"You sign a bunch of balls and a bunch of things for charities and people, so memorabilia to me doesn't mean as much - you scribble your name on a $40 football - but when you hear what it means to a person, it makes you feel good," Palmer said Wednesday when told how much his autograph meant to Jason.
Jason, part of the 10th Mountain Calvary Division, Fort Drum, N.Y., was positioned as the gunner atop his vehicle on what he called a "bait mission. Our job is to go into an area before anyone else does," he said in a phone interview from Walter Reed.
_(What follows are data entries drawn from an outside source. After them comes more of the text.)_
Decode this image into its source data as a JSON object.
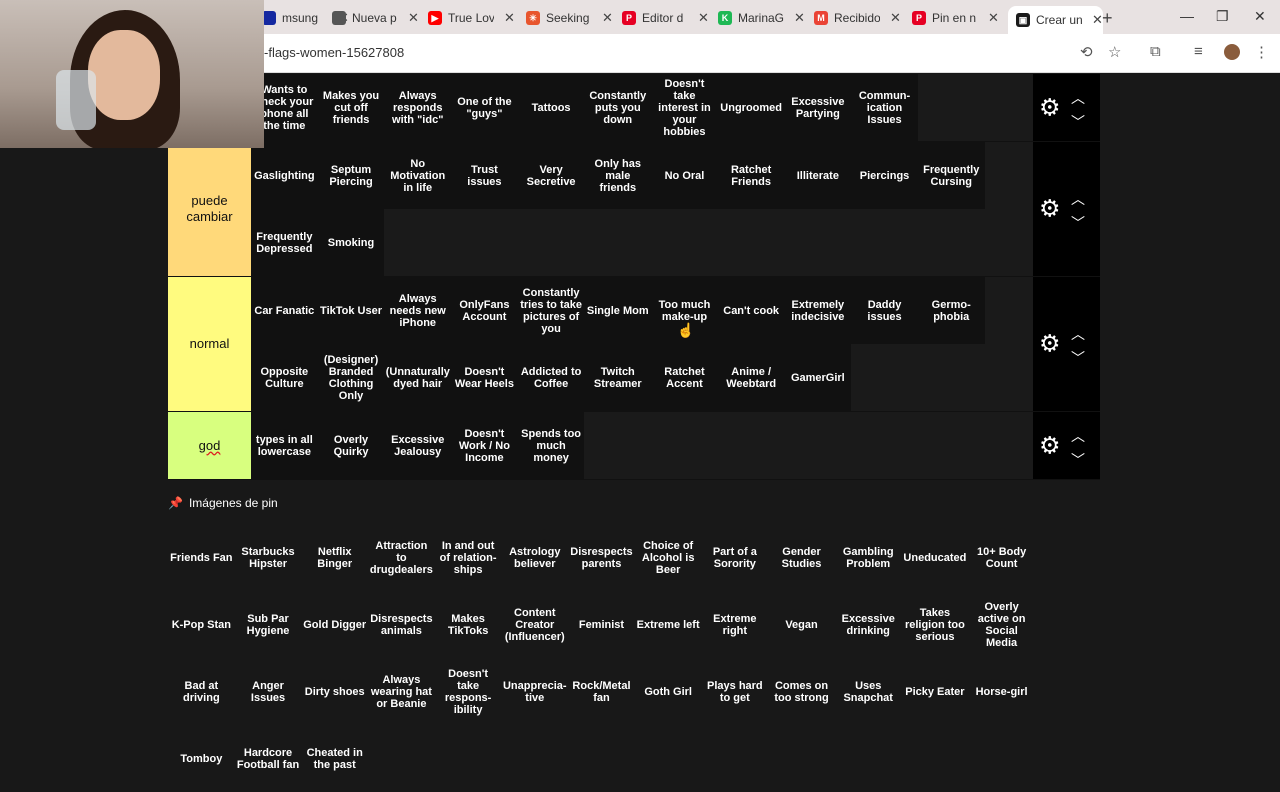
{
  "browser": {
    "tabs": [
      {
        "title": "msung",
        "color": "#1428a0",
        "glyph": ""
      },
      {
        "title": "Nueva p",
        "color": "#555555",
        "glyph": ""
      },
      {
        "title": "True Lov",
        "color": "#ff0000",
        "glyph": "▶"
      },
      {
        "title": "Seeking",
        "color": "#e8552d",
        "glyph": "✳"
      },
      {
        "title": "Editor d",
        "color": "#e60023",
        "glyph": "P"
      },
      {
        "title": "MarinaG",
        "color": "#1eb854",
        "glyph": "K"
      },
      {
        "title": "Recibido",
        "color": "#ea4335",
        "glyph": "M"
      },
      {
        "title": "Pin en n",
        "color": "#e60023",
        "glyph": "P"
      },
      {
        "title": "Crear un",
        "color": "#1a1a1a",
        "glyph": "▣"
      }
    ],
    "url": "-flags-women-15627808",
    "new_tab": "+",
    "minimize": "—",
    "restore": "❐",
    "close": "✕"
  },
  "tiers": [
    {
      "label": "",
      "color": "#000000",
      "items": [
        "Wants to check your phone all the time",
        "Makes you cut off friends",
        "Always responds with \"idc\"",
        "One of the \"guys\"",
        "Tattoos",
        "Constantly puts you down",
        "Doesn't take interest in your hobbies",
        "Ungroomed",
        "Excessive Partying",
        "Commun-ication Issues"
      ]
    },
    {
      "label": "puede cambiar",
      "color": "#ffd97a",
      "items": [
        "Gaslighting",
        "Septum Piercing",
        "No Motivation in life",
        "Trust issues",
        "Very Secretive",
        "Only has male friends",
        "No Oral",
        "Ratchet Friends",
        "Illiterate",
        "Piercings",
        "Frequently Cursing",
        "Frequently Depressed",
        "Smoking"
      ]
    },
    {
      "label": "normal",
      "color": "#fffb7f",
      "items": [
        "Car Fanatic",
        "TikTok User",
        "Always needs new iPhone",
        "OnlyFans Account",
        "Constantly tries to take pictures of you",
        "Single Mom",
        "Too much make-up",
        "Can't cook",
        "Extremely indecisive",
        "Daddy issues",
        "Germo-phobia",
        "Opposite Culture",
        "(Designer) Branded Clothing Only",
        "(Unnaturally dyed hair",
        "Doesn't Wear Heels",
        "Addicted to Coffee",
        "Twitch Streamer",
        "Ratchet Accent",
        "Anime / Weebtard",
        "GamerGirl"
      ]
    },
    {
      "label": "god",
      "color": "#d8ff7f",
      "items": [
        "types in all lowercase",
        "Overly Quirky",
        "Excessive Jealousy",
        "Doesn't Work / No Income",
        "Spends too much money"
      ]
    }
  ],
  "pin_images": {
    "header": "Imágenes de pin",
    "items": [
      "Friends Fan",
      "Starbucks Hipster",
      "Netflix Binger",
      "Attraction to drugdealers",
      "In and out of relation-ships",
      "Astrology believer",
      "Disrespects parents",
      "Choice of Alcohol is Beer",
      "Part of a Sorority",
      "Gender Studies",
      "Gambling Problem",
      "Uneducated",
      "10+ Body Count",
      "K-Pop Stan",
      "Sub Par Hygiene",
      "Gold Digger",
      "Disrespects animals",
      "Makes TikToks",
      "Content Creator (Influencer)",
      "Feminist",
      "Extreme left",
      "Extreme right",
      "Vegan",
      "Excessive drinking",
      "Takes religion too serious",
      "Overly active on Social Media",
      "Bad at driving",
      "Anger Issues",
      "Dirty shoes",
      "Always wearing hat or Beanie",
      "Doesn't take respons-ibility",
      "Unapprecia-tive",
      "Rock/Metal fan",
      "Goth Girl",
      "Plays hard to get",
      "Comes on too strong",
      "Uses Snapchat",
      "Picky Eater",
      "Horse-girl",
      "Tomboy",
      "Hardcore Football fan",
      "Cheated in the past"
    ]
  }
}
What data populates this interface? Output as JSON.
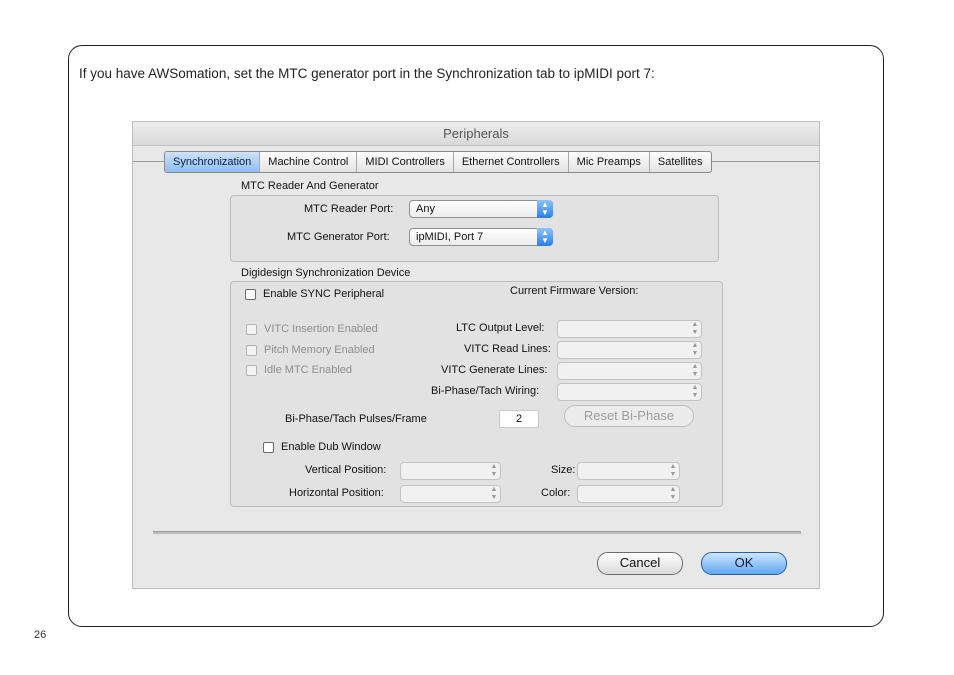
{
  "intro_text": "If you have AWSomation, set the MTC generator port in the Synchronization tab to ipMIDI port 7:",
  "page_number": "26",
  "window": {
    "title": "Peripherals",
    "tabs": [
      "Synchronization",
      "Machine Control",
      "MIDI Controllers",
      "Ethernet Controllers",
      "Mic Preamps",
      "Satellites"
    ],
    "active_tab": "Synchronization"
  },
  "mtc": {
    "group_label": "MTC Reader And Generator",
    "reader_label": "MTC Reader Port:",
    "reader_value": "Any",
    "generator_label": "MTC Generator Port:",
    "generator_value": "ipMIDI, Port 7"
  },
  "sync_device": {
    "group_label": "Digidesign Synchronization Device",
    "enable_sync": "Enable SYNC Peripheral",
    "firmware_label": "Current Firmware Version:",
    "vitc_insertion": "VITC Insertion Enabled",
    "pitch_memory": "Pitch Memory Enabled",
    "idle_mtc": "Idle MTC Enabled",
    "ltc_output": "LTC Output Level:",
    "vitc_read": "VITC Read Lines:",
    "vitc_generate": "VITC Generate Lines:",
    "biphase_wiring": "Bi-Phase/Tach Wiring:",
    "pulses_label": "Bi-Phase/Tach Pulses/Frame",
    "pulses_value": "2",
    "reset_button": "Reset Bi-Phase",
    "dub_window": "Enable Dub Window",
    "vertical_position": "Vertical Position:",
    "horizontal_position": "Horizontal Position:",
    "size": "Size:",
    "color": "Color:"
  },
  "buttons": {
    "cancel": "Cancel",
    "ok": "OK"
  }
}
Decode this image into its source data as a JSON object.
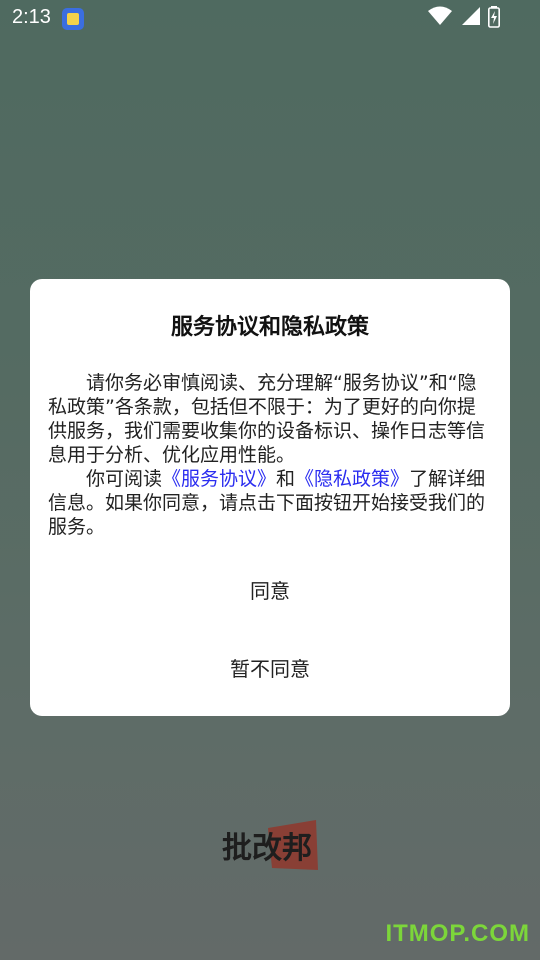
{
  "status_bar": {
    "time": "2:13",
    "icons": [
      "app-notification-icon",
      "wifi-icon",
      "signal-icon",
      "battery-charging-icon"
    ]
  },
  "dialog": {
    "title": "服务协议和隐私政策",
    "paragraph1": "请你务必审慎阅读、充分理解“服务协议”和“隐私政策”各条款，包括但不限于：为了更好的向你提供服务，我们需要收集你的设备标识、操作日志等信息用于分析、优化应用性能。",
    "p2_prefix": "你可阅读",
    "p2_link1": "《服务协议》",
    "p2_mid": "和",
    "p2_link2": "《隐私政策》",
    "p2_suffix": "了解详细信息。如果你同意，请点击下面按钮开始接受我们的服务。",
    "agree_label": "同意",
    "disagree_label": "暂不同意"
  },
  "splash": {
    "logo_text": "批改邦"
  },
  "watermark": "ITMOP.COM",
  "colors": {
    "link": "#2a2cf0",
    "watermark": "#7cd63a",
    "logo_accent": "#c0392b"
  }
}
A rocket-propelled grenade exploded in front of the truck. Then they were hit with small-arms fire. A bullet tore into his right hand. Shrapnel ripped into his neck. Their vehicle flipped over.
Medical teams took Jason to a field hospital, where an orthopedic surgeon was able to save the hand by clipping nerves atop the wrist and attaching Jason's groin muscle to the back of the hand. Then he was flown to Germany before returning Nov. 7 to the States.
A HERO AND ROLE MODEL
Stepbrother Dan went to Washington with his father and stepmother, as well as Jason's wife, Tiffany.
Amy Hess lives in Finneytown with son Dan. Joe and Cindy live in Lexington, where Joe is a 19-year member of the Lexington Police Department.
"We are thankful on this Thanksgiving that Jason is home, but we don't want to forget the ones who are still over there, especially after what we have seen the last two weeks up at Walter Reed - the heroes who are up there, sacrificing limbs," Joe Hess said.
When Dan visited his stepbrother earlier this month, he came home and tearfully told his mom, "I was about the only person in there with all my limbs."
Dan and Jason have been close since they were first introduced nine years ago.
They both were only children. There have been boating and fishing trips. There have been long talks into the night.
"Jason is a real hero. He's a great role model," Dan said. "He's my hero."
Jason will undergo surgery Tuesday to determine whether the hand can be saved. The hand was attached to surgically exposed blood vessels in his lower abdomen to try to improve the chances of its survival.
When he gets home to the Lexington area, Jason plans to go back to school and pursue a career in emergency medicine.
For now, there's a Thanksgiving dinner to eat, football to watch and blessings to count.
"I'm thankful for my wife and family," Jason said from his bed. "I'm thankful for my mother. I'm thankful for Danny, Amy and Joe. Thanksgiving will be a little different this year. I'm lucky I made it through the contact."